Click to see a movie of a homemade electronic tachometer display the speed of a hobbyist milling machine.

Click to see a movie of a homemade electronic tachometer display the speed of a hobbyist milling machine.

The MicroLux labels read up to 1100 RPM in low gear and up to 2500 in high gear.

My older mill measured 10 RPM at start (without stalling) to 755 (center) to 1113 (maximum) in low gear. It measured 10 RPM at start (without stalling) to 1737 (center) to 2560 (maximum) in high gear.

My newer mill is the same model as the older mill. It measured 15 RPM at start (without stalling) to 804 (center) to 1204 (maximum) in low gear. It measured 41 RPM at start (without stalling) to 1870 (center) to 2763 (maximum) in high gear.

These results tell me two things:

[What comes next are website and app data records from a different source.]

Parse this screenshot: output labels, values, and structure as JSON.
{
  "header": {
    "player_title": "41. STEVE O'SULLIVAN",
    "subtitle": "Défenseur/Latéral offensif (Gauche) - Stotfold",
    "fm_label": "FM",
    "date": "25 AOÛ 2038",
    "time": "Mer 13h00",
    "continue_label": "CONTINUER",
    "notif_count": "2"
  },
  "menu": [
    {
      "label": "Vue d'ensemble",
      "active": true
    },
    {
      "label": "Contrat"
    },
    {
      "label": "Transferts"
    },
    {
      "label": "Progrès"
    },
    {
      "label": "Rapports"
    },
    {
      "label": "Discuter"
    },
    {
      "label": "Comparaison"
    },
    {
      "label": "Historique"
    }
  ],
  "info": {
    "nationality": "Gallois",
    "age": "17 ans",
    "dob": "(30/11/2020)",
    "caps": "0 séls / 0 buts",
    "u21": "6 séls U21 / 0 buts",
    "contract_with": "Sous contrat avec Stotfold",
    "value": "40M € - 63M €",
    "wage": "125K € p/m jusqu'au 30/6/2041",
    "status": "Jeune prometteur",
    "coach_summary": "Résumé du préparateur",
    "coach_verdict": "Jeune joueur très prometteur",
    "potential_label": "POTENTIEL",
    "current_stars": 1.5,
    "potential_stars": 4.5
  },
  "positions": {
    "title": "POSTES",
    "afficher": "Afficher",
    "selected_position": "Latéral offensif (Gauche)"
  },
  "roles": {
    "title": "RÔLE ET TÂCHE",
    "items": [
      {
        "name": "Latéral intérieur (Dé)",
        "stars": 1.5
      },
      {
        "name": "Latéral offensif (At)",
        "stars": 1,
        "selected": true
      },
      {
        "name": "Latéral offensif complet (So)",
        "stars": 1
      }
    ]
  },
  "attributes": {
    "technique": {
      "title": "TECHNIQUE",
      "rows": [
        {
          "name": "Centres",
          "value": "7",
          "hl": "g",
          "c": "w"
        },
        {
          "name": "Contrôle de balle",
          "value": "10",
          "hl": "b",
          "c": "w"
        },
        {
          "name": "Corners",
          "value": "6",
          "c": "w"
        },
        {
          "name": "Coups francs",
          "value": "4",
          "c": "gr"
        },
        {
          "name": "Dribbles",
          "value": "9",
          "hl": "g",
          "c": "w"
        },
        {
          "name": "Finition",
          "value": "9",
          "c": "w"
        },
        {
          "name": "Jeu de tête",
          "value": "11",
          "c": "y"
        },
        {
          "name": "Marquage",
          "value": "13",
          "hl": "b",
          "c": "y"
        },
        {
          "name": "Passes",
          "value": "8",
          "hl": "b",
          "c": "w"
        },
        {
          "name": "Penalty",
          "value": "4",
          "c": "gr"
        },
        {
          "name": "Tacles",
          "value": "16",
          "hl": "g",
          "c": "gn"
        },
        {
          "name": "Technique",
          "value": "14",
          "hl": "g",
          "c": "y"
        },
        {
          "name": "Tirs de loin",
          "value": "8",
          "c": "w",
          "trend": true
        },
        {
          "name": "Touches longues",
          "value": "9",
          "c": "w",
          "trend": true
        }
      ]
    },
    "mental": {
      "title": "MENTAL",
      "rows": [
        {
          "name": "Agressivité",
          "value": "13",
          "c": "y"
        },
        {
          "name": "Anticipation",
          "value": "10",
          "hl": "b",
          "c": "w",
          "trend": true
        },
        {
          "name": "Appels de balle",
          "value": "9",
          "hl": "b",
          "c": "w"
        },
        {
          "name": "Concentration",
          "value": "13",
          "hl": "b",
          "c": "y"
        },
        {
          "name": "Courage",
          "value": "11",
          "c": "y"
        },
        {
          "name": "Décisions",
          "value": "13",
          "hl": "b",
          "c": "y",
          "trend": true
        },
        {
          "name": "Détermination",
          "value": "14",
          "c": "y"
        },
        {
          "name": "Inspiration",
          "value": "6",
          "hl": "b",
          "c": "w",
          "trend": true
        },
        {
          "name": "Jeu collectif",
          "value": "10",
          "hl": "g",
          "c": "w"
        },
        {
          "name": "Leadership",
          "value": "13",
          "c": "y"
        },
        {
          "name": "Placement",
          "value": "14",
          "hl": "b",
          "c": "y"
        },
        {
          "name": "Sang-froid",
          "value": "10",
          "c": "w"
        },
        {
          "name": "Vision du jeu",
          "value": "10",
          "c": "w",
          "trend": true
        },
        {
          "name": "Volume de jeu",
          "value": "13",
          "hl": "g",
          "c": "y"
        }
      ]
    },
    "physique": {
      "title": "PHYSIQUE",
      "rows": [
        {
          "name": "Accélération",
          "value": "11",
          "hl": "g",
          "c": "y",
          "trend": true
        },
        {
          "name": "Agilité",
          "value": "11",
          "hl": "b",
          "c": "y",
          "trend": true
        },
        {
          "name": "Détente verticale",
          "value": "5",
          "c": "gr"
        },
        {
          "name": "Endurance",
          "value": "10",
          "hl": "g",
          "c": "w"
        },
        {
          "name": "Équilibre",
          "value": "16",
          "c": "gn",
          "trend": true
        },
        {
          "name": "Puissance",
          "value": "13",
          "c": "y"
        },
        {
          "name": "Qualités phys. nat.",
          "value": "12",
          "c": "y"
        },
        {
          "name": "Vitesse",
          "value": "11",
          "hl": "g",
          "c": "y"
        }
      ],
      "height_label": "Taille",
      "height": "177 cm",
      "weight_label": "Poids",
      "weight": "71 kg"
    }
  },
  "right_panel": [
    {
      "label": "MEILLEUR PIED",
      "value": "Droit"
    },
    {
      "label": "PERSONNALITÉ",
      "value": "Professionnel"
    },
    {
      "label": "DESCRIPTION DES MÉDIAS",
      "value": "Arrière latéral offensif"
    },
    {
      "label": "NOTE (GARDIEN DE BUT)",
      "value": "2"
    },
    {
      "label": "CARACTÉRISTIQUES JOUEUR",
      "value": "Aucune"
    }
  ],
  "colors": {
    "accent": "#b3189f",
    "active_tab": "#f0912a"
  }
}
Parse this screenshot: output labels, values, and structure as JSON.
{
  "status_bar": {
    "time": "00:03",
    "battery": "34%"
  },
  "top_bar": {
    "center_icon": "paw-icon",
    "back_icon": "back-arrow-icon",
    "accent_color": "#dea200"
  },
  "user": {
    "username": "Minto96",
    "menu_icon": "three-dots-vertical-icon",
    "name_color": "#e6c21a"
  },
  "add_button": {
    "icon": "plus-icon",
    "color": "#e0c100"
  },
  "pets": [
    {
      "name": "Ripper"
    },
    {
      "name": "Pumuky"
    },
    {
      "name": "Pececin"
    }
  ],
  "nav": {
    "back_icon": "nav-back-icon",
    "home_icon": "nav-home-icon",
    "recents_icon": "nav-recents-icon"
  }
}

  1. The mills perform better than specified -- even after years of use. (Note: Your maximum motor speed may be different, as speed is dependent on the AC voltage at particular location.)
  2. The speed doesn’t match a common-sense ratio with the dial position. That is, the center position is approximately 66% maximum speed, not 50% speed as might be expected. That’s not a big deal. But, just be aware of it if you’re trying to get the cutting tool to match a particular speed.